Recent years have seen the adult social care sector inundated with reports, commissions, consultations etc on the issues it faces and how it needs to evolve to be fit for purpose, both now and in the future.
We’ve seen a Green Paper; a Big Care Debate; a Vision; a Law Commission; the Dilnot Commission; to name but a few. There is no doubt that we know the direction of travel. We know much of what needs to change. We know where we want the sector to be. But we don’t yet know how, in practice, we are actually going to make that change happen and what should be done first.
This engagement exercise aims to help bridge that gap and move us to the next stage of reform, from rhetoric to reality. And it won’t be easy. The sector already faces tough times ahead. Within these difficult constraints we need to develop a strong sense of priorities, taking into account what will have the greatest impact alongside what is achievable and affordable.
Without a doubt, difficult decisions will have to be made. The sector and those it supports need to have a strong say in where we go from here. It must be a shared ambition for care, not simply the Government’s ambition for care. This is why I and my fellow discussion leaders have stepped forward to help the Government lead the debate on what the priorities for reform should be and to bring forward ideas from the experts (the sector and care users) on how those priorities can best be achieved.
I am leading the Quality theme, which is looking at the priorities for increasing quality and developing the future workforce. Colleagues from a range of organisations with a key interest in quality, standards and the workforce have joined me in this theme to form a reference group. We will provide key findings to ministers mid-November, publishing a summary of what we have heard so far to help shape the ongoing discussions. We are keen to explore, with as wide a range of interests as possible, the priorities for quality and workforce, in essence: what great care looks like; how it can be achieved; what the levers and incentives are; and who should be responsible for doing what.
Over the next few weeks we will be out and about at events and using our own networks to get feedback and particular seeking out new ideas for how in practice we might go forward with reform. Many of us will be at the National Children and Adults Services Conference (NCAS 19-21 October) and will be actively engaging with delegates throughout the conference.
It is my intention to be clear with ministers how we move forward, not just warm words. Those who know me will expect that of me and that is what I aim to do. In turn I need people contributing in a way that helps us move forward, bringing genuinely new ideas to the table not simply ‘re-inventing the wheel’ and being prepared to engage in difficult conversations around what actions matter most so that we can prioritise these in financially difficult times.
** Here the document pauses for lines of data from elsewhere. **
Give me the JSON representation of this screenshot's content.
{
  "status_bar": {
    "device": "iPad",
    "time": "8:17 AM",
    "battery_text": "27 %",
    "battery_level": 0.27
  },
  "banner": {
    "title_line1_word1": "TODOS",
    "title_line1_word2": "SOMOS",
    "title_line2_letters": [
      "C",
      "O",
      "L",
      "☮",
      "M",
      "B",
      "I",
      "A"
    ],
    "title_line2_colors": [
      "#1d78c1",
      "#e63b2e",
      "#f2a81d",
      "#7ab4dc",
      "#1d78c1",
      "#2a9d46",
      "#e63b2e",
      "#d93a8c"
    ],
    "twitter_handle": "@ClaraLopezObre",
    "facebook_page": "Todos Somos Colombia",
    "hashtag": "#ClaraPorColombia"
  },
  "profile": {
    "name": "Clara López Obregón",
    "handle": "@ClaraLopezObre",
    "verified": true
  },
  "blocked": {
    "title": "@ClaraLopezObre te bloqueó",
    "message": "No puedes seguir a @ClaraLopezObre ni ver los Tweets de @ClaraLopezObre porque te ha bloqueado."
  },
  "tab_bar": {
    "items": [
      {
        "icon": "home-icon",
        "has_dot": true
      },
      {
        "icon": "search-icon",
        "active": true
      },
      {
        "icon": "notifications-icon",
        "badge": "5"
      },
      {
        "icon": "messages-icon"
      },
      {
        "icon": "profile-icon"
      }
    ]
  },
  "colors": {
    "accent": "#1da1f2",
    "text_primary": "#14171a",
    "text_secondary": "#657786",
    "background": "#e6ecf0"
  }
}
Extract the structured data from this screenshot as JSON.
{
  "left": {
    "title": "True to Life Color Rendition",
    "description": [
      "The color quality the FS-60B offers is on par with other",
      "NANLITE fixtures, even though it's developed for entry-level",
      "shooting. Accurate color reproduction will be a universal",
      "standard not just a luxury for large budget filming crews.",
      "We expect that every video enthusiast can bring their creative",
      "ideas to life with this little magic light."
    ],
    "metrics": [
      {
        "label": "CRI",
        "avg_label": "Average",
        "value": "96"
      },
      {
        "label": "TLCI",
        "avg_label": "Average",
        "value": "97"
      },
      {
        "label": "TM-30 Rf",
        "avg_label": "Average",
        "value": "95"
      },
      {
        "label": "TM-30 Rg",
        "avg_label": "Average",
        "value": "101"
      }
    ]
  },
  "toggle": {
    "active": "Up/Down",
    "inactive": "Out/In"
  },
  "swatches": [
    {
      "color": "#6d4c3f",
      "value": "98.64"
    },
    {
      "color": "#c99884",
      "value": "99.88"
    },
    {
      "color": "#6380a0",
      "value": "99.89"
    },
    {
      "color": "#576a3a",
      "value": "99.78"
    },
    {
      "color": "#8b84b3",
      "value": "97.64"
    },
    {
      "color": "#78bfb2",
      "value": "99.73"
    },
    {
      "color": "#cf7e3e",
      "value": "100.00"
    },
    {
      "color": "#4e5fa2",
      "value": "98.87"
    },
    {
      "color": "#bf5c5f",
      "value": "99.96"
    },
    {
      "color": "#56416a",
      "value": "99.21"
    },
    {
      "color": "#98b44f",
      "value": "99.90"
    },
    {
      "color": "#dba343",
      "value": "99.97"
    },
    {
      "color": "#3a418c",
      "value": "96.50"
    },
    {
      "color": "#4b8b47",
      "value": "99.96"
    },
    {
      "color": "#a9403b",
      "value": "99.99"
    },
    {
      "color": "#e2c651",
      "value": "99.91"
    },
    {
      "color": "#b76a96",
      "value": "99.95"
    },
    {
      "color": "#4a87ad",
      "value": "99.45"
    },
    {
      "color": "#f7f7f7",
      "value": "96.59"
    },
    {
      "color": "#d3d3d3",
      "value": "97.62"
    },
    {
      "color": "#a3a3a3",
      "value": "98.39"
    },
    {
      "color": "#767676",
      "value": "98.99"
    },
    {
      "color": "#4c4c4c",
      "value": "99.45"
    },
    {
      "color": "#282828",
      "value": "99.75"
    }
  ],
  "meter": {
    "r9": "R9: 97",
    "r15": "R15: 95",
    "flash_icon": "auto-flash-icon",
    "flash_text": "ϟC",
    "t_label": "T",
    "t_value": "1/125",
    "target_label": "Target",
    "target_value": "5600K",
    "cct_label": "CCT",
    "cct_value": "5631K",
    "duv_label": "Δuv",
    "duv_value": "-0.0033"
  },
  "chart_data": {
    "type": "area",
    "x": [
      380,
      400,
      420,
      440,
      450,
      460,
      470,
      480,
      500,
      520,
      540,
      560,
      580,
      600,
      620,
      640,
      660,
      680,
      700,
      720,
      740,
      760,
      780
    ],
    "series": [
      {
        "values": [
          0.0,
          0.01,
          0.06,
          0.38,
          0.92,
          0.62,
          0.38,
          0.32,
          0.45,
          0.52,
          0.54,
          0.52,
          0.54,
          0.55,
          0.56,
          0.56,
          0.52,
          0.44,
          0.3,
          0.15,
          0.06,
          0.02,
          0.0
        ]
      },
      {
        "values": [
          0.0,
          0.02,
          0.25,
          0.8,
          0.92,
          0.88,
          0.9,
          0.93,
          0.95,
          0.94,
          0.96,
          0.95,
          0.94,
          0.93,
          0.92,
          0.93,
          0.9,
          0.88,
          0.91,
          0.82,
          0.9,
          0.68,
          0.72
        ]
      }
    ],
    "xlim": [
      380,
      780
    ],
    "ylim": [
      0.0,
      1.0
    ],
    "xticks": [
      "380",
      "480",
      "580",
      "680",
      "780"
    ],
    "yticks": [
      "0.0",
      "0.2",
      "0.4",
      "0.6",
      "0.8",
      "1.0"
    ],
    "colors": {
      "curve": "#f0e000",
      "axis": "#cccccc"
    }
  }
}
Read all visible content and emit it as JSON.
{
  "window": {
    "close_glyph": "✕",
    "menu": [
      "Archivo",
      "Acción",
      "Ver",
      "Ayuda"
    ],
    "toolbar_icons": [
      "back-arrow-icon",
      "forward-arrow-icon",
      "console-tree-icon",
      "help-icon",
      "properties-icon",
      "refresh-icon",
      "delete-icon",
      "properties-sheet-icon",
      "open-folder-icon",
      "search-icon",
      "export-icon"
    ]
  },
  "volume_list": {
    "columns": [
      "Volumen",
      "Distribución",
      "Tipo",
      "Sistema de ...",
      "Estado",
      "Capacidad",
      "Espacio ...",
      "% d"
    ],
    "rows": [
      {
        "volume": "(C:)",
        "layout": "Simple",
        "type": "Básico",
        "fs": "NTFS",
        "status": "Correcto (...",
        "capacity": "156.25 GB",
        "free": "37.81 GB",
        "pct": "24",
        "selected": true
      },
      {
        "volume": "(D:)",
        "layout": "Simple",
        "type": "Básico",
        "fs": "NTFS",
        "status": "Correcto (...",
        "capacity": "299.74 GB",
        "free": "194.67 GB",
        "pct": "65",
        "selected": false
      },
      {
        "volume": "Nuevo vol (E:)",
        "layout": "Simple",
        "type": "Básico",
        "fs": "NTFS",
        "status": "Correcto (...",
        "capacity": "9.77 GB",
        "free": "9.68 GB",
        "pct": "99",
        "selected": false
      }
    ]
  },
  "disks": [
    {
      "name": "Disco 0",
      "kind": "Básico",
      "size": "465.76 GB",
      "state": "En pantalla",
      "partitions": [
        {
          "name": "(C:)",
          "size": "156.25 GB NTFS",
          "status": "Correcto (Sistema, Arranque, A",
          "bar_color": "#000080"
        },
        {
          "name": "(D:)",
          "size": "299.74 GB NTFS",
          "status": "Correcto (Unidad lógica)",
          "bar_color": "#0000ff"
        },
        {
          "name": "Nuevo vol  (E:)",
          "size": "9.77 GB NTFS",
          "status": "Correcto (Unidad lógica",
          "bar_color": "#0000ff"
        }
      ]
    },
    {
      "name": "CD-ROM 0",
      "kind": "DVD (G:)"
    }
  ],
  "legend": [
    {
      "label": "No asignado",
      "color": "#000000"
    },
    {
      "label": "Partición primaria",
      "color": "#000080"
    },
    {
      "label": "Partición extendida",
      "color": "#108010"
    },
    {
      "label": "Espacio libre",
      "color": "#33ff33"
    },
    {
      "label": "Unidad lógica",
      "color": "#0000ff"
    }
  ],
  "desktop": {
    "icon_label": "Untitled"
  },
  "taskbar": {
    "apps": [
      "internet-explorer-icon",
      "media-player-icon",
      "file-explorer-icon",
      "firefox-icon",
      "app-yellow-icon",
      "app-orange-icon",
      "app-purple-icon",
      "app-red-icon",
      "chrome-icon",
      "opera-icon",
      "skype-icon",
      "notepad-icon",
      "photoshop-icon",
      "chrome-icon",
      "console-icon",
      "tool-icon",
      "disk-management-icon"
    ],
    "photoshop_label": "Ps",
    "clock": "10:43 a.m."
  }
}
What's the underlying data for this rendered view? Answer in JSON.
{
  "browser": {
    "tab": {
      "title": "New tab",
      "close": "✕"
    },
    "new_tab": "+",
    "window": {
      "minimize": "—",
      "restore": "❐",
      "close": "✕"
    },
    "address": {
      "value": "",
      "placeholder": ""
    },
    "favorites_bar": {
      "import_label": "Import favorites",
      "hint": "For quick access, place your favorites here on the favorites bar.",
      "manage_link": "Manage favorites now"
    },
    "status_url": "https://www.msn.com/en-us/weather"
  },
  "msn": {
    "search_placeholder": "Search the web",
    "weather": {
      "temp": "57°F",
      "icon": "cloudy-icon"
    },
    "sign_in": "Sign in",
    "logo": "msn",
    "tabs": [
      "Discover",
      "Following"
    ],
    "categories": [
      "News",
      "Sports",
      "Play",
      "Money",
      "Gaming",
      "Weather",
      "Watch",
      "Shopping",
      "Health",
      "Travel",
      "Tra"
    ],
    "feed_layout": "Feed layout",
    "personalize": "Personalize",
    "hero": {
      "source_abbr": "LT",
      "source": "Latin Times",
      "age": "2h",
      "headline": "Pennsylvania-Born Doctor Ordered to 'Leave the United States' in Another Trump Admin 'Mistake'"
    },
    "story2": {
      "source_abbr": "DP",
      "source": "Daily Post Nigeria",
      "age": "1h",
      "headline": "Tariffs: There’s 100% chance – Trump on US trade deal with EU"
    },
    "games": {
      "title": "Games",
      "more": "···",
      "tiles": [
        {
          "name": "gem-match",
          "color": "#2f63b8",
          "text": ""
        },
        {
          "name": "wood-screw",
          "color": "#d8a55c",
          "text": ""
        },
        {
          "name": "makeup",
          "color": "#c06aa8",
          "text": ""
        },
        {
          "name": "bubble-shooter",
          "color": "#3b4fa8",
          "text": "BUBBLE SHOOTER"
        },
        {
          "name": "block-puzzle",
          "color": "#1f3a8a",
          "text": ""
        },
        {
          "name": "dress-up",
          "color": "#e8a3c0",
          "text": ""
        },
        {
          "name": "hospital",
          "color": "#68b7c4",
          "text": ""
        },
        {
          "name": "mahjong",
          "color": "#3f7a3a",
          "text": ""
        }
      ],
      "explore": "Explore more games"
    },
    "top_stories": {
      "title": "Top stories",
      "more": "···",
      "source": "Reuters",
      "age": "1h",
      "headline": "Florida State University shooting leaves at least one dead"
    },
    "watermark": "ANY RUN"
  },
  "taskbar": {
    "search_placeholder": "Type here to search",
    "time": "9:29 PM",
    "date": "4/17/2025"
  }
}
I am delighted to see so many of you so many of you engaging in the debate on the this website and I read your comments with interest.
Watch this blogspace over the coming weeks as I feedback on emerging themes and ideas around quality and workforce.